Bloomsbury (2017) h/b 151pp £58.50 (ISBN 9781474254922)
This splendid short book is the latest in the successful series of ‘Bloomsbury Companions to Greek and Roman Tragedy’ and reading this book makes one wonder why the play is not read more often.
‘What is the worst misfortune that could strike the world’s greatest hero in his moment of ultimate triumph?’ is the opening sentence, and B. goes on to unpack and explore the meaning of heroism and how Seneca reassesses the familiar tale and retells it for a Roman audience. The book is helpfully laid out: the five chapters all adding to the analysis while building on what has gone before.
The book begins with a summary of the essentials: the plot, an outline of the themes, and the elements of dramaturgy and social mores which modern readers need to be told before reading a Roman tragedy.
Chapter two takes us in more detail through the themes which make this play such a thought-provoking piece. Virtus is key to the play and to the Stoic ethical philosophy behind it. One particular area of interest is the degree to which the hero is (not) responsible for what happens to him and to his family. There is a similarity here with Tom Wolfe’s novel A Man in Full, where a character, wrongly imprisoned, refuses to plead guilty and so to take the parole which would help his struggling family who are awaiting his release—showing that to do the right thing may not always be the right thing to do. The nobility of Amphitryon’s (foster-paternal) love is also well explored as challenging the Roman aristocratic focus on lineage—and the contrast with the upstart arriviste Lycus is well set in a political and psychological landscape.
Chapter three (‘Monster-slayer, Moral Exemplar and Madman: Hercules’ Ancient Roles’) reminds us that Seneca was writing for a learned audience, and points out the intertextual links between this play and other accounts of the madness of Hercules in Euripides, Plautus, Virgil and Ovid. Myth is far from being set in stone, and the theatrical image of Hercules ranges from the drunken buffoon in Frogs to the victorious hero in Alcestis to the suffering man of steel in Heracles. It is a pity that B. did not find space to bring in the fascinating portrayal of the hero in Sophocles Trachiniae where the playwright explores the family theme from a very different angle—or his transforming appearance at the end of Philoctetes. B. constantly shows how Seneca’s choice of this story fitted his own protreptic purposes as seen in the letters and the essays, as well as being a good vehicle for the exploration of Roman values in the 1st century AD, as B. shows further in chapter four (‘Hercules Furens and Seneca’s Career’).

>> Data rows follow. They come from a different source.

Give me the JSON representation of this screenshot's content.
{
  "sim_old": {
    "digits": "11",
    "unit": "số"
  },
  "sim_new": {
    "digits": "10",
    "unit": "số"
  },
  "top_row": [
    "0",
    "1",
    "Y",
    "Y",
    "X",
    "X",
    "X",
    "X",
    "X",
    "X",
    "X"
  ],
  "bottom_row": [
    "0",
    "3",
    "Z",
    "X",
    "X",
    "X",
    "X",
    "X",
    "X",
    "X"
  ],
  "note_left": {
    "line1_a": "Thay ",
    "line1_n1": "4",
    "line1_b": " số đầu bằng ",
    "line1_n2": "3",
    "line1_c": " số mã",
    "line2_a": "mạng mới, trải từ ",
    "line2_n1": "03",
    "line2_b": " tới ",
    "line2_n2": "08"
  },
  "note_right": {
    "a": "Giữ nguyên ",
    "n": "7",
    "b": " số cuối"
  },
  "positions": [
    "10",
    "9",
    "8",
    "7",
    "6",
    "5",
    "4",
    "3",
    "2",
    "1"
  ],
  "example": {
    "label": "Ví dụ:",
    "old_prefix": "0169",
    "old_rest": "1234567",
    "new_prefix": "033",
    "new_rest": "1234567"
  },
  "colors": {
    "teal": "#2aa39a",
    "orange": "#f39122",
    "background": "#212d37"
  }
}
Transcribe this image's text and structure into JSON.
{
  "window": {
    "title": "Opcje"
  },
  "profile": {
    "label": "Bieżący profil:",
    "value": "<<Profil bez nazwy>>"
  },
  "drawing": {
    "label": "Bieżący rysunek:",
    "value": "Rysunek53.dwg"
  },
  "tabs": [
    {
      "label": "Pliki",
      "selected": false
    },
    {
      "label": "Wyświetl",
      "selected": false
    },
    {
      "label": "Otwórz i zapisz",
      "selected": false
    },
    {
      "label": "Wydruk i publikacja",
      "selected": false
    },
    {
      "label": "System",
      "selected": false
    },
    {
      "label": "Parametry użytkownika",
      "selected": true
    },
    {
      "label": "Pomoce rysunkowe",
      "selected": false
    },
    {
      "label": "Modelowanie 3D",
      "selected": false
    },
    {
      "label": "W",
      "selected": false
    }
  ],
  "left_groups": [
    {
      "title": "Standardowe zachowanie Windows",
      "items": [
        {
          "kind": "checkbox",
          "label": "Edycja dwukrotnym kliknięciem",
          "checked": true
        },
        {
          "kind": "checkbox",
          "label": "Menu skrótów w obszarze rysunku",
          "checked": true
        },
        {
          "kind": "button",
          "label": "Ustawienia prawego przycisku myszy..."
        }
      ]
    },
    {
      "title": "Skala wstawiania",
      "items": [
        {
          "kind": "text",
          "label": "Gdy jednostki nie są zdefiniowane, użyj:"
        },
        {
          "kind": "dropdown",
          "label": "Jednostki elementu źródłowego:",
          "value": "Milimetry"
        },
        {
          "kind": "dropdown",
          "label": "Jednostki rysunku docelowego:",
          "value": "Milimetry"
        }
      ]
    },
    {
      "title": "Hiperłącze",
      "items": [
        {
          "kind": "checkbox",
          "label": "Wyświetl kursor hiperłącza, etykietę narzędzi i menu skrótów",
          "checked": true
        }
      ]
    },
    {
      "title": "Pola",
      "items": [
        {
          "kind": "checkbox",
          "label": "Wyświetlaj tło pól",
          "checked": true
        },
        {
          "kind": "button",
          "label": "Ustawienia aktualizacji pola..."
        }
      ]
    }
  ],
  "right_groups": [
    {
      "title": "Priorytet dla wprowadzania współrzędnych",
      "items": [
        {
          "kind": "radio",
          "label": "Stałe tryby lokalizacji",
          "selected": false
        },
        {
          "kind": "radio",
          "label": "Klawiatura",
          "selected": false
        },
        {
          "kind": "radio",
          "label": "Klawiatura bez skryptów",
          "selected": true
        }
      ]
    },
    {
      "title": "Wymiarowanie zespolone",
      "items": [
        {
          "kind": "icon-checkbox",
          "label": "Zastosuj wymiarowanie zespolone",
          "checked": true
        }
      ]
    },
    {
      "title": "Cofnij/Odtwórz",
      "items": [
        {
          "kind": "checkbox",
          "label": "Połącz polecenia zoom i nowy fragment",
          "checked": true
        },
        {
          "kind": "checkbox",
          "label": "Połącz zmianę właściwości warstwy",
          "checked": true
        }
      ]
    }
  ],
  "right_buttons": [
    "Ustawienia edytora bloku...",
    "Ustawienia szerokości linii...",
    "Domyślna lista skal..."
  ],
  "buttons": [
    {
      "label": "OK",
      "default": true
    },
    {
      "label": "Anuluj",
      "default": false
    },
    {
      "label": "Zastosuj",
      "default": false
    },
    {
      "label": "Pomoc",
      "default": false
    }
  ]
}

Chapter five finally takes us on a tour of the reception and performance history of the play, taking in the scope it afforded to Thespian Roman emperors such as Caligula as well as to Marlowe and Shakespeare, ending with Walt Disney. Hercules’ heroic madness remains a gift for the actor and it is not surprising that it has inspired directors through the centuries. Hercules Furens is in many respects a nostos play and the image of the lonely conquering hero coming home and finding it hard to adjust to society and not always succeeding is one which has been adapted many times in the theatre and in the cinema.
All Latin and Greek are cited in translation, which is good for increasing the target audience but which thereby neglects the poetry of the play, but in a slim volume hard decisions have to be taken, and this is one which is at least consistently applied. The thrust of the book is to see the play as rooted in Seneca’s thought and his times and to show how and why this play, for all its divine machinery and the rhetorical character of the text, remains highly relevant to us all.